- **INPUT DATA**:
━━━━━━

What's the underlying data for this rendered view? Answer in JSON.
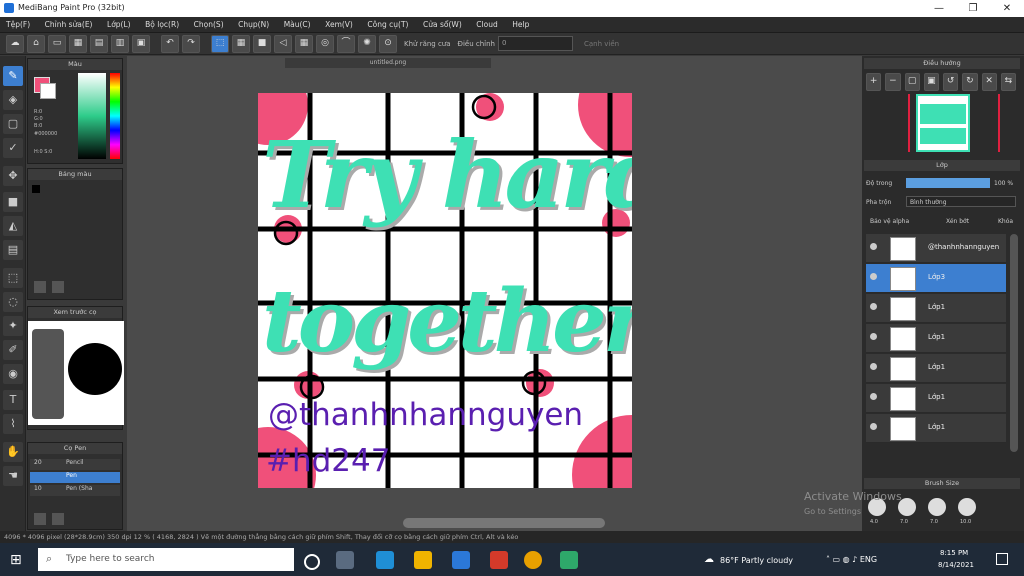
{
  "window": {
    "title": "MediBang Paint Pro (32bit)",
    "minimize": "—",
    "maximize": "❐",
    "close": "✕"
  },
  "menu": [
    "Tệp(F)",
    "Chỉnh sửa(E)",
    "Lớp(L)",
    "Bộ lọc(R)",
    "Chọn(S)",
    "Chụp(N)",
    "Màu(C)",
    "Xem(V)",
    "Công cụ(T)",
    "Cửa sổ(W)",
    "Cloud",
    "Help"
  ],
  "toolbar": {
    "antialias_label": "Khử răng cưa",
    "correction_label": "Điều chỉnh",
    "correction_value": "0",
    "brush_label": "Cạnh viền"
  },
  "panels": {
    "color": "Màu",
    "palette": "Bảng màu",
    "navigator": "Xem trước cọ",
    "brush": "Cọ Pen",
    "navigator_title": "Điều hướng",
    "layer": "Lớp",
    "brush_size": "Brush Size"
  },
  "color_values": {
    "r": "R:0",
    "g": "G:0",
    "b": "B:0",
    "hex": "#000000",
    "hsv": "H:0 S:0"
  },
  "brush_list": [
    {
      "size": "20",
      "name": "Pencil"
    },
    {
      "size": "",
      "name": "Pen"
    },
    {
      "size": "10",
      "name": "Pen (Sha"
    }
  ],
  "doc": {
    "tab": "untitled.png",
    "line1": "Try hard",
    "line2": "together",
    "handle": "@thanhnhannguyen",
    "tag": "#hd247"
  },
  "layer_panel": {
    "opacity_label": "Độ trong",
    "opacity_value": "100 %",
    "blend_label": "Pha trộn",
    "blend_value": "Bình thường",
    "protect_alpha": "Bảo vệ alpha",
    "clip": "Xén bớt",
    "lock": "Khóa"
  },
  "layers": [
    {
      "name": "@thanhnhannguyen",
      "selected": false
    },
    {
      "name": "Lớp3",
      "selected": true
    },
    {
      "name": "Lớp1",
      "selected": false
    },
    {
      "name": "Lớp1",
      "selected": false
    },
    {
      "name": "Lớp1",
      "selected": false
    },
    {
      "name": "Lớp1",
      "selected": false
    },
    {
      "name": "Lớp1",
      "selected": false
    }
  ],
  "brush_sizes": [
    "4.0",
    "7.0",
    "7.0",
    "10.0"
  ],
  "status": "4096 * 4096 pixel  (28*28.9cm)  350 dpi  12 %  ( 4168, 2824 )  Vẽ một đường thẳng bằng cách giữ phím Shift, Thay đổi cỡ cọ bằng cách giữ phím Ctrl, Alt và kéo",
  "watermark": {
    "line1": "Activate Windows",
    "line2": "Go to Settings"
  },
  "taskbar": {
    "search_placeholder": "Type here to search",
    "weather": "86°F  Partly cloudy",
    "time": "8:15 PM",
    "date": "8/14/2021"
  },
  "colors": {
    "accent": "#3d7fd0",
    "teal": "#3ee0b4",
    "pink": "#f0507a",
    "purple": "#5a1fb0"
  }
}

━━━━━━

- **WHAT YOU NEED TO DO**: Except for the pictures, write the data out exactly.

- **RESULT OF THE EXERCISE**:
What's the underlying data for this rendered view? Answer in JSON.
{
  "window": {
    "title": "MediBang Paint Pro (32bit)",
    "minimize": "—",
    "maximize": "❐",
    "close": "✕"
  },
  "menu": [
    "Tệp(F)",
    "Chỉnh sửa(E)",
    "Lớp(L)",
    "Bộ lọc(R)",
    "Chọn(S)",
    "Chụp(N)",
    "Màu(C)",
    "Xem(V)",
    "Công cụ(T)",
    "Cửa sổ(W)",
    "Cloud",
    "Help"
  ],
  "toolbar": {
    "antialias_label": "Khử răng cưa",
    "correction_label": "Điều chỉnh",
    "correction_value": "0",
    "brush_label": "Cạnh viền"
  },
  "panels": {
    "color": "Màu",
    "palette": "Bảng màu",
    "navigator": "Xem trước cọ",
    "brush": "Cọ Pen",
    "navigator_title": "Điều hướng",
    "layer": "Lớp",
    "brush_size": "Brush Size"
  },
  "color_values": {
    "r": "R:0",
    "g": "G:0",
    "b": "B:0",
    "hex": "#000000",
    "hsv": "H:0 S:0"
  },
  "brush_list": [
    {
      "size": "20",
      "name": "Pencil"
    },
    {
      "size": "",
      "name": "Pen"
    },
    {
      "size": "10",
      "name": "Pen (Sha"
    }
  ],
  "doc": {
    "tab": "untitled.png",
    "line1": "Try hard",
    "line2": "together",
    "handle": "@thanhnhannguyen",
    "tag": "#hd247"
  },
  "layer_panel": {
    "opacity_label": "Độ trong",
    "opacity_value": "100 %",
    "blend_label": "Pha trộn",
    "blend_value": "Bình thường",
    "protect_alpha": "Bảo vệ alpha",
    "clip": "Xén bớt",
    "lock": "Khóa"
  },
  "layers": [
    {
      "name": "@thanhnhannguyen",
      "selected": false
    },
    {
      "name": "Lớp3",
      "selected": true
    },
    {
      "name": "Lớp1",
      "selected": false
    },
    {
      "name": "Lớp1",
      "selected": false
    },
    {
      "name": "Lớp1",
      "selected": false
    },
    {
      "name": "Lớp1",
      "selected": false
    },
    {
      "name": "Lớp1",
      "selected": false
    }
  ],
  "brush_sizes": [
    "4.0",
    "7.0",
    "7.0",
    "10.0"
  ],
  "status": "4096 * 4096 pixel  (28*28.9cm)  350 dpi  12 %  ( 4168, 2824 )  Vẽ một đường thẳng bằng cách giữ phím Shift, Thay đổi cỡ cọ bằng cách giữ phím Ctrl, Alt và kéo",
  "watermark": {
    "line1": "Activate Windows",
    "line2": "Go to Settings"
  },
  "taskbar": {
    "search_placeholder": "Type here to search",
    "weather": "86°F  Partly cloudy",
    "time": "8:15 PM",
    "date": "8/14/2021"
  },
  "colors": {
    "accent": "#3d7fd0",
    "teal": "#3ee0b4",
    "pink": "#f0507a",
    "purple": "#5a1fb0"
  }
}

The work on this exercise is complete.